At Worli’s edge where the sea meets the land, fishermen unload their catch gathered after spending hours at sea. The Bandra-Worli sea link, now 13 years old, had already reduced their catch and changed fishing schedules; the Coastal Road has worsened the problems. When there was no Coastal Road, they used to catch prawns from the zone where the road work is now on. The quality was superior and they could sell for Rs 500 a kilogram; on a good day, their nets got 20 to 30 kilograms. But the construction work does not allow them to fish in that zone anymore. The intrepid fishermen found an alternative place but prawns are difficult to find here and, on the odd occasion that they do, their catch has been reduced by half. The frequency of boats going into the sea has reduced too in the past few months.
This section of the Worli Koliwada is used by the Kolis to pluck the fishes from the fishing nets, and carry out related work like sorting, cleaning and drying. Groups of fisherwomen would be seen segregating and cleaning large piles of fish till late in the afternoon on most days. The Kolis say that the area used to be busy and crowded every morning, but after the Coastal Road construction began, it often lies empty because the catch has reduced. Fisherfolk do not even go out to the sea every day. “Before the land-filling happened, it used to be a rocky area. The fish would gather and stay here. Now, they have reclaimed everything by land-filling 1 to 1.5 kilometres of the area. The water current is completely diverted,” says Vijay Patil.

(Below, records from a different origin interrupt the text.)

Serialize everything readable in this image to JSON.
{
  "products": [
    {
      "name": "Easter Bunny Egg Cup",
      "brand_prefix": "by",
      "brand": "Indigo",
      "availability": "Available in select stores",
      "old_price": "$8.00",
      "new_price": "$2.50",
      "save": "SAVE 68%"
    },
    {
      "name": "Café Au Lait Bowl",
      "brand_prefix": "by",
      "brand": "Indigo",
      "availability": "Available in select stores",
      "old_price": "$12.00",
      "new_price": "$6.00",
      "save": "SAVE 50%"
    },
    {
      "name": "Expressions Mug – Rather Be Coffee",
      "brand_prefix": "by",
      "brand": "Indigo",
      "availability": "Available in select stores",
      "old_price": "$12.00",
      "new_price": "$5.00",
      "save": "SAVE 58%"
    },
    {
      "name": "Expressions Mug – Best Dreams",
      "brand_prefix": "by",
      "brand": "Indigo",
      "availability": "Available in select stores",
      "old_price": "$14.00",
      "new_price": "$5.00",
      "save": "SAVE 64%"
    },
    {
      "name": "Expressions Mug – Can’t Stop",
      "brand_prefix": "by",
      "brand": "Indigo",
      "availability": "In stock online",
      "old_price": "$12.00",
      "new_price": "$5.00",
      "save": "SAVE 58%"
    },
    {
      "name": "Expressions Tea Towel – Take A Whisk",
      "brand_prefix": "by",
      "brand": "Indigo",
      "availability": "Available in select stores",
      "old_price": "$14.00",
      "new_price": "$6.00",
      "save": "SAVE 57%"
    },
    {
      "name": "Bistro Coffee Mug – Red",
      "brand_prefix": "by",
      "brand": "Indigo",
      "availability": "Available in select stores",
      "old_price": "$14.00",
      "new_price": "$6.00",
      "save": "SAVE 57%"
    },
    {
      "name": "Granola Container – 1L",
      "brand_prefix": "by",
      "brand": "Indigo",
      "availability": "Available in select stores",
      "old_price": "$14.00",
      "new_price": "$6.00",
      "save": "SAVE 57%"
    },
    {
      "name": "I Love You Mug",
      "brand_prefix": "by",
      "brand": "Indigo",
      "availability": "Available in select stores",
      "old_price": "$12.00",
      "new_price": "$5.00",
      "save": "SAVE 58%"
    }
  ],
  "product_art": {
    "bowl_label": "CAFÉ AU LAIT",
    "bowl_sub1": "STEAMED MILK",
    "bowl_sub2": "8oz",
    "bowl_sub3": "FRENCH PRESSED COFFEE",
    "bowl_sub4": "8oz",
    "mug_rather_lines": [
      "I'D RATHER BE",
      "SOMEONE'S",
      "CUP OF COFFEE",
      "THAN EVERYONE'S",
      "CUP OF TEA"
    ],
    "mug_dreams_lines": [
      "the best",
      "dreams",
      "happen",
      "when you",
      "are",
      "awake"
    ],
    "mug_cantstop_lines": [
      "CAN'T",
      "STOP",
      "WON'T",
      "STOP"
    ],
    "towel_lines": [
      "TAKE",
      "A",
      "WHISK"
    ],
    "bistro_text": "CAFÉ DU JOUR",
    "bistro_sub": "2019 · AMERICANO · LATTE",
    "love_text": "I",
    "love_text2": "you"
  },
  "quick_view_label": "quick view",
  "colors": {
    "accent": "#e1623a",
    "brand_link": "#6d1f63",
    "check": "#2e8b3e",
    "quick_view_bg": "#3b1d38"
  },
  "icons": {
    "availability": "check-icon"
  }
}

“It is their dream project, but it has finished our dreams,” says Ritushree Diwalkar, who has seen a decline in her family’s income. The sheer quantity of fish caught in a day would keep the fisherfolk working from morning till at least 4pm but not anymore. Diwalkar says that the construction causes vibrations, besides other visible disturbances, which have been driving the fish away. Parag Tandel, artist and auto-ethnographer who runs the Tandel Fund of Archives to document the lives and history of Kolis, attests this. “Earlier, Mumbai’s fishermen would not go beyond 3 kilometres to fish. Noise and light pollution from the city have driven the fish away from the coast.” Diwalkar wants to send her young son to a good educational institution for his graduation but she is worried about the family’s financial condition now.
Framed between fishing nets, the city looks alluring, its skyline across the water as the classic symbol of urban development. Yet, this development has challenged the relationship of the Kolis with the sea. “Our profit has reduced – it’s just 25 per cent of what it used to be. It’s difficult to manage employee payment, diesel, and maintenance required for our boats. Our income has declined with the fish catch,” says Vijay Patil. Yet, they have no option but to continue the trade that was handed down to them through generations, decades before the coastal road was even on Mumbai’s urban plan. The lack of support from the government over the years has not deterred the community.
The Coastal Road, once complete, will not only redesign the city’s landscape but also change the interaction that the Kolis have with the sea – and the city. Vehicles will zip across on the road over the sea but the fisherfolk will continue to struggle to earn their livelihood. How long they will set out in the wee hours of the morning, harnessing their boats and hoping for a good catch, they wonder.
Aboli Maharwade is a postgraduate student at SCM Sophia Mumbai. She is interested in learning about the impacts of Climate Change on the environment. Passionate about photography, she likes to tell stories of the city and its people through the visual medium. She worked on this photo essay as her student multimedia storytelling project.